In the early Japanese colonial period, gukbap was eaten by those of low social status and was rarely served in yangban (noble) households.[5] As a result, Gukbap is known as the first fast food in Korea because of its affordability. The first record of gukbap in literature is in the "Journal of Royal Secretariat" (Seungjeongwon Ilgi). The journal stated that female physicians recommended the dish to King Sukjong due to its heartiness.[6] During the Joseon Dynasty, gukbaps were served in jumaks, a tavern for merchants that served alcohol. As jumaks began to develop on roadside areas, gukbap was given the name "janggukbap": gukbap sold in jangsi (markets). Illustrations of gukbap being served in jumaks can be seen in Gim Hong-Do's paintings from the Joseon Dynasty. In the art piece, a barmaid is serving the dish while a customer opens a pouch to pay for his meal.[6]

During the 19th century, the dish became commercialized and was sold in large-scale markets. After Korea's liberation, variations of the dish began to emerge by region. Rituals through ancestral rites were common in the Joseon Dynasty. At these rites, meat dishes from pigs and cattle were regularly present.[6] Due to the frequency of these rituals, a meat-eating culture developed and meat based soups, like gukbap, became popular.  The first gukbap recipe in Korean literature is the Gyugon Yoram from the 18th century. This recipe states that it is made by "placing oily meat stewed in a sauce over the rice".[6] The broth is made by boiling down pork bones to create a cloudy, translucent, or clear appearance. The original form uses the translucent broth that originates from war refugees of North Korea. Those of the western part of the South Gyeongsang Province developed a leaner clear broth.[7] Technological advances caused the preparation of gukbap to vary over time. Before the 1970s, refrigeration and food heating was not accessible in Korea. Therefore, the cooked rice was pre-placed in a bowl and restaurants would repeatably pour the broth to heat the dish.[8] With the introduction of cooking appliances, the ttarogukbap (rice and soup placed separately) that is seen today emerged.
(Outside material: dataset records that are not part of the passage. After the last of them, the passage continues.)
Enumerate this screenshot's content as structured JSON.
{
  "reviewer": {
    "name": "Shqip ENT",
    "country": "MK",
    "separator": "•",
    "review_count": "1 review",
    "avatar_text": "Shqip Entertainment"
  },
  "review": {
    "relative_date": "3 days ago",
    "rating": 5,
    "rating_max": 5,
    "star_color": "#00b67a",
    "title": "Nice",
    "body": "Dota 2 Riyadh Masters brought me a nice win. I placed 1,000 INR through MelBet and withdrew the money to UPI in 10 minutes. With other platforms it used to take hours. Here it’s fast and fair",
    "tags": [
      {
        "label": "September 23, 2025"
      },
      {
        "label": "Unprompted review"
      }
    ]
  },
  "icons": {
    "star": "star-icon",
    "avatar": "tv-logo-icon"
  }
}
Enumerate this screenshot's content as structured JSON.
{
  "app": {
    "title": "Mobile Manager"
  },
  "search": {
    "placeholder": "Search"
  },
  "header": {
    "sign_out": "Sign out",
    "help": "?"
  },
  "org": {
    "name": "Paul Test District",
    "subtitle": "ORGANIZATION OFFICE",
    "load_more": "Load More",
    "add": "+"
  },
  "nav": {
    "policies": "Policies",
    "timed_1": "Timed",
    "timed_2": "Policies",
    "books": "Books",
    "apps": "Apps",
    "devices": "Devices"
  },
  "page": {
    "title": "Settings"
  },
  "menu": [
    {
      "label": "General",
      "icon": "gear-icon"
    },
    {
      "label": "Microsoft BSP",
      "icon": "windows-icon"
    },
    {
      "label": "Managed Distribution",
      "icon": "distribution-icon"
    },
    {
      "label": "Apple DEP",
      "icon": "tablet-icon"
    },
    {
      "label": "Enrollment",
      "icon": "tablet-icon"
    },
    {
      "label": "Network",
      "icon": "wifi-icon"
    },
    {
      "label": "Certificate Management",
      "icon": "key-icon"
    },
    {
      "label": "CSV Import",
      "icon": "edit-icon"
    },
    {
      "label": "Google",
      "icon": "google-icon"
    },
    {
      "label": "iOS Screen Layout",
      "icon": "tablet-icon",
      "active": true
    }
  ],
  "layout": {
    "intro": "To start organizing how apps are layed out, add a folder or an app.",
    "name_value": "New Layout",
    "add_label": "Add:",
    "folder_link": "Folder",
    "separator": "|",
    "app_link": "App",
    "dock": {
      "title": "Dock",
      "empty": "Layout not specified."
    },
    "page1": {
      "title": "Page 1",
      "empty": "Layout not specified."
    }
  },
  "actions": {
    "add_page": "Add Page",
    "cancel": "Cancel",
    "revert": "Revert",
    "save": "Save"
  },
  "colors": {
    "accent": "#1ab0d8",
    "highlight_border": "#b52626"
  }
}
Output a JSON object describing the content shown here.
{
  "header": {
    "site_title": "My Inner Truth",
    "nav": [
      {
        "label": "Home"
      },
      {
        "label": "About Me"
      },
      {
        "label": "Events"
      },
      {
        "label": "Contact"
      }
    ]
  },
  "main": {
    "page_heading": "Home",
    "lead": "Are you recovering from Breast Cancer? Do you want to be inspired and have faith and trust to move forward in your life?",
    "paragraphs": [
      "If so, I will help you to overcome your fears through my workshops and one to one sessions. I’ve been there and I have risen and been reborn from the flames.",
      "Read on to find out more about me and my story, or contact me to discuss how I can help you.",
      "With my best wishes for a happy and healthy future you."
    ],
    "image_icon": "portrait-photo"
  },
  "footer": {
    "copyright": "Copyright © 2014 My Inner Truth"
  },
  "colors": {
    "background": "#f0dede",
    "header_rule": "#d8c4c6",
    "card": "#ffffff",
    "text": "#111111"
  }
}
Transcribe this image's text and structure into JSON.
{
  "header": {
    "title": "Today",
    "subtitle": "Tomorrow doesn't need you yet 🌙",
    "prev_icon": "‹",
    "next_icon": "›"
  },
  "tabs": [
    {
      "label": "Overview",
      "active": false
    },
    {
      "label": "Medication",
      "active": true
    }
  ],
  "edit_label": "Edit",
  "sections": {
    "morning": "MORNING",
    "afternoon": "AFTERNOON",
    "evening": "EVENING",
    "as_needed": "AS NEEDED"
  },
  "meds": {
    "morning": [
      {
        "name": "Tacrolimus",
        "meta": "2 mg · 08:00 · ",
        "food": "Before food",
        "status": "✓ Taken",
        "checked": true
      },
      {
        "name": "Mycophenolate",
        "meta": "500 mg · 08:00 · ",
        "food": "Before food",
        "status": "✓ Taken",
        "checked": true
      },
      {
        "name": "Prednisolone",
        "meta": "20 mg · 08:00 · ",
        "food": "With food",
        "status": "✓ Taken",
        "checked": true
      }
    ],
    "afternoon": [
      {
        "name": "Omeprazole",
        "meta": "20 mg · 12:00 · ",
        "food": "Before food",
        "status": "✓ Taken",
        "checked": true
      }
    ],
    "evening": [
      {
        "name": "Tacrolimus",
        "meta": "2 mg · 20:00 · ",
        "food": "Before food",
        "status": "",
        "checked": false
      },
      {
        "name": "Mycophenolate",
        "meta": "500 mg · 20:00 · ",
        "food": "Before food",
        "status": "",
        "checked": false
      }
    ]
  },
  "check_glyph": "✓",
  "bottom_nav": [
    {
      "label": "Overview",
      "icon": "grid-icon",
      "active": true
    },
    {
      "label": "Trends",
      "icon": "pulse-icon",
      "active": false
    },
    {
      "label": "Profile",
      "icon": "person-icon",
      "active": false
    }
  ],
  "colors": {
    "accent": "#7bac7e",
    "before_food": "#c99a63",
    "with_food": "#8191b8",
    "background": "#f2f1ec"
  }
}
Etymology

Gukbap is a compound of guk (soup) and bap (cooked rice).

Varieties

References

  1. ^ "gukbap" 국밥. Standard Korean Language Dictionary (in Korean). National Institute of Korean Language. Retrieved 27 March 2017.
  2. ^ "gukbap" 국밥. Korean–English Learners' Dictionary. National Institute of Korean Language. Retrieved 27 March 2017.
  3. ^ "국밥". Encyclopedia of Korean Culture. Retrieved 2022-10-17.
  4. ^ "국밥". Encyclopedia of Korean Folk Culture (in Korean). Retrieved 2022-10-17.
  5. ^ "Gukbap for the Korean Soul". The UOS Times(서울시립대영자신문) (in Korean). 2022-04-28. Retrieved 2023-10-10.
  6. ^ a b c d "한식진흥원 : Origin and History of Gukbap as seen in the humanities". 한식진흥원 (in Korean). Retrieved 2023-10-10.
  7. ^ "Local Wartime Dishes". Koreana. 33: 35.
  8. ^ "한식진흥원 : The Memory of a Warm Spoonful of Gukbap". 한식진흥원 (in Korean). Retrieved 2023-10-10.
  9. ^ Seigis, Adrian (16 July 2015). "Busan and Hamburg - same but different". Korea JoongAng Daily. Retrieved 27 March 2015.
  10. ^ "돼지국밥". Encyclopedia of Korean Folk Culture (in Korean). Retrieved 2022-10-17.
  11. ^ Lee, Khang Yi (22 March 2014). "Tasting Busan one step at a time,Part 2". Malay Mail. Retrieved 27 March 2017.
  12. ^ "소머리국밥". Encyclopedia of Korean Folk Culture (in Korean). Retrieved 2022-10-17.
  13. ^ Byun, Duk-kun (16 December 2016). "(Yonhap Feature) Cheonan, a day trip to tradition and crucial part of Korean history". Yonhap. Retrieved 27 March 2017.
  14. ^ Ngamprasert, Chusri (1 June 2016). "Traditions make perfect". The Nation. Retrieved 27 March 2017.
  15. ^ "콩나물국밥". Encyclopedia of Korean Folk Culture (in Korean). Retrieved 2022-10-17.
  16. ^ Cho, Christine (23 February 2017). "[The Palate] Winter's oceanic jewels". The Korea Herald. Retrieved 27 March 2017.
  17. ^ Dynamic Busan (24 December 2016). "Mackerel – pickled, boiled or grilled to perfection". Stripes Korea. Retrieved 27 March 2017.
  18. ^ Sula, Mike (26 December 2016). "Delight in the belly of the beast at Pro Samgyubsal". Chicago Reader. Retrieved 27 March 2017.